*** DATASET ***

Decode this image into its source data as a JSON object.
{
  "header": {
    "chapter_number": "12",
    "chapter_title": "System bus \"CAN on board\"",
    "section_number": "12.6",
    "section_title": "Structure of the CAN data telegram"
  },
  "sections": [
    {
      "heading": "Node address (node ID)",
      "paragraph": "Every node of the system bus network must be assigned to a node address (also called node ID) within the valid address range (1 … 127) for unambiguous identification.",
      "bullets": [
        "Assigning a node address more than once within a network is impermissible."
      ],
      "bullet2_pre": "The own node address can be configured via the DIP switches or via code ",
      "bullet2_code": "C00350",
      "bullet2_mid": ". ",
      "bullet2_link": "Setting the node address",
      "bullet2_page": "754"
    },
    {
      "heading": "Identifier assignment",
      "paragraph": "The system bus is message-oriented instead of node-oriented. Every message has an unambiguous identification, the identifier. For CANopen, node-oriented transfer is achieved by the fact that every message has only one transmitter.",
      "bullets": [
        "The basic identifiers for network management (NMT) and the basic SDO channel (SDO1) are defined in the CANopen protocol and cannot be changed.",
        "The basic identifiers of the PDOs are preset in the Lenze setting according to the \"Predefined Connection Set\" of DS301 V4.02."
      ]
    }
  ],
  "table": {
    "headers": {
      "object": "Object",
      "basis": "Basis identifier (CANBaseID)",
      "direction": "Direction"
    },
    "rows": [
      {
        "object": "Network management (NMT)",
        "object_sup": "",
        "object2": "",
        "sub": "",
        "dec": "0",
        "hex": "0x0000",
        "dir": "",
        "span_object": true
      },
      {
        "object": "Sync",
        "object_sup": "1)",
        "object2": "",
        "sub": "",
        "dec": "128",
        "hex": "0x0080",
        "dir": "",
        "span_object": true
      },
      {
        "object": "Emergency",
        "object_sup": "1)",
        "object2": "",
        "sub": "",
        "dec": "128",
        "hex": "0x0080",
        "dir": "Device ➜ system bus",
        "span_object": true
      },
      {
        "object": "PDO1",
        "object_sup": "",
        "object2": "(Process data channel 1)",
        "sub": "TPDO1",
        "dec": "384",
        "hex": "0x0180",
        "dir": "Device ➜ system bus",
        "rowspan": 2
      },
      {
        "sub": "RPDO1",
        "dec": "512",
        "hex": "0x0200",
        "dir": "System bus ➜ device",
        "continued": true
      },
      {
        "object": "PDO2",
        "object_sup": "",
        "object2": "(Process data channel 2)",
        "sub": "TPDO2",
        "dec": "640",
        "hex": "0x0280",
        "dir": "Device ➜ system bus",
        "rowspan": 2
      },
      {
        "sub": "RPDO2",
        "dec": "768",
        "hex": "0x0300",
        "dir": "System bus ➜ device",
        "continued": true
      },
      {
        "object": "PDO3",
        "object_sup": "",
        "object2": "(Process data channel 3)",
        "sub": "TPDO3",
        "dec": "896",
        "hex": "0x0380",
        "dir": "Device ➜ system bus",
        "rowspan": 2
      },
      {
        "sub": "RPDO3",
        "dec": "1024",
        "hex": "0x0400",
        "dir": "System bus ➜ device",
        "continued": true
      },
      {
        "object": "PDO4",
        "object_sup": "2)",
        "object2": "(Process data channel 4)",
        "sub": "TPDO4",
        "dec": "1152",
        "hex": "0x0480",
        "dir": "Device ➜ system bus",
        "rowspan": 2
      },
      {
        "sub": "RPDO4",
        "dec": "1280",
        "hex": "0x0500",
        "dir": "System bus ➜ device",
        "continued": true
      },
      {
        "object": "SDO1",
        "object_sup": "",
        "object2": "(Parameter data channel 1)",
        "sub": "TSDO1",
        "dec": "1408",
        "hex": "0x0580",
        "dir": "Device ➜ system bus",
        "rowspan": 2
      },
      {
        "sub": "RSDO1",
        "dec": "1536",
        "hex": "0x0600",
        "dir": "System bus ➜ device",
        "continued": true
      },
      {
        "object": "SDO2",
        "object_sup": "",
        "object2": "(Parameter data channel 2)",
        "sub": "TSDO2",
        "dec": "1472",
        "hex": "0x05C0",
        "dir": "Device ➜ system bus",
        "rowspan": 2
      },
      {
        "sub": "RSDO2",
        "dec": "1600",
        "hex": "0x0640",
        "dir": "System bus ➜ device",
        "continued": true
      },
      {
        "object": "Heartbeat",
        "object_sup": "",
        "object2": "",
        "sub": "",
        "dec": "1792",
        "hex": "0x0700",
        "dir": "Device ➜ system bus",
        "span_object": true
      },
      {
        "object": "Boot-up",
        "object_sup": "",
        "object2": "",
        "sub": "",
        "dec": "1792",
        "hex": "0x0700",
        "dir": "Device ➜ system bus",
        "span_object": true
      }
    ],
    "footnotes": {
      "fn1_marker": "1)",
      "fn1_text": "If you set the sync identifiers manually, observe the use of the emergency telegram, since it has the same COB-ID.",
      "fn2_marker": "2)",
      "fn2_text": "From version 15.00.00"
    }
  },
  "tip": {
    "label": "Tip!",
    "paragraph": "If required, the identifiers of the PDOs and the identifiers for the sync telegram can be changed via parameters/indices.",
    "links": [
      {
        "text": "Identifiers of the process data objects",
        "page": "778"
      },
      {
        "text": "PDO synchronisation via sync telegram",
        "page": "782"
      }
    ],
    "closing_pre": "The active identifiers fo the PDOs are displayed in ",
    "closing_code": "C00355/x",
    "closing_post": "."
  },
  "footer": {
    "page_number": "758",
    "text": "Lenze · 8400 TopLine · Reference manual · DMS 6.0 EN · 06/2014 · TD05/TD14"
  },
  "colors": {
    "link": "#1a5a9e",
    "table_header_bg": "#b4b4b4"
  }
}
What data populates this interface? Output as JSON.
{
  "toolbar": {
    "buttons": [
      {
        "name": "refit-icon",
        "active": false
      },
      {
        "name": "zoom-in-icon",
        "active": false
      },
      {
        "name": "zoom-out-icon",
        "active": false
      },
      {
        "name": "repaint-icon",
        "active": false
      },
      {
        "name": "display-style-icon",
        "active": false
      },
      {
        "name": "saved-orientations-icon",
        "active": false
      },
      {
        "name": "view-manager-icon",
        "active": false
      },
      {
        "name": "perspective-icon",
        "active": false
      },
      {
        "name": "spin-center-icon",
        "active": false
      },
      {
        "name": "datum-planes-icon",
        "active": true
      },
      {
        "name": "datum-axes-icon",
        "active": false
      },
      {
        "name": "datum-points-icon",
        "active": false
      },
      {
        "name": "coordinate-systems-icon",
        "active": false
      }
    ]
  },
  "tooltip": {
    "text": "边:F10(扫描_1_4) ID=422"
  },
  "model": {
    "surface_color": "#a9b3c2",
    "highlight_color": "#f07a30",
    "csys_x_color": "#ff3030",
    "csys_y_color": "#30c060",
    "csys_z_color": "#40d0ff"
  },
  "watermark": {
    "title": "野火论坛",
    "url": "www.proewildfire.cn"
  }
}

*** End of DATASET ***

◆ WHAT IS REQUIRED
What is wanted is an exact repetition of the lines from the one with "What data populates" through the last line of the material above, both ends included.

◆ OUTPUT
What data populates this interface? Output as JSON.
{
  "toolbar": {
    "buttons": [
      {
        "name": "refit-icon",
        "active": false
      },
      {
        "name": "zoom-in-icon",
        "active": false
      },
      {
        "name": "zoom-out-icon",
        "active": false
      },
      {
        "name": "repaint-icon",
        "active": false
      },
      {
        "name": "display-style-icon",
        "active": false
      },
      {
        "name": "saved-orientations-icon",
        "active": false
      },
      {
        "name": "view-manager-icon",
        "active": false
      },
      {
        "name": "perspective-icon",
        "active": false
      },
      {
        "name": "spin-center-icon",
        "active": false
      },
      {
        "name": "datum-planes-icon",
        "active": true
      },
      {
        "name": "datum-axes-icon",
        "active": false
      },
      {
        "name": "datum-points-icon",
        "active": false
      },
      {
        "name": "coordinate-systems-icon",
        "active": false
      }
    ]
  },
  "tooltip": {
    "text": "边:F10(扫描_1_4) ID=422"
  },
  "model": {
    "surface_color": "#a9b3c2",
    "highlight_color": "#f07a30",
    "csys_x_color": "#ff3030",
    "csys_y_color": "#30c060",
    "csys_z_color": "#40d0ff"
  },
  "watermark": {
    "title": "野火论坛",
    "url": "www.proewildfire.cn"
  }
}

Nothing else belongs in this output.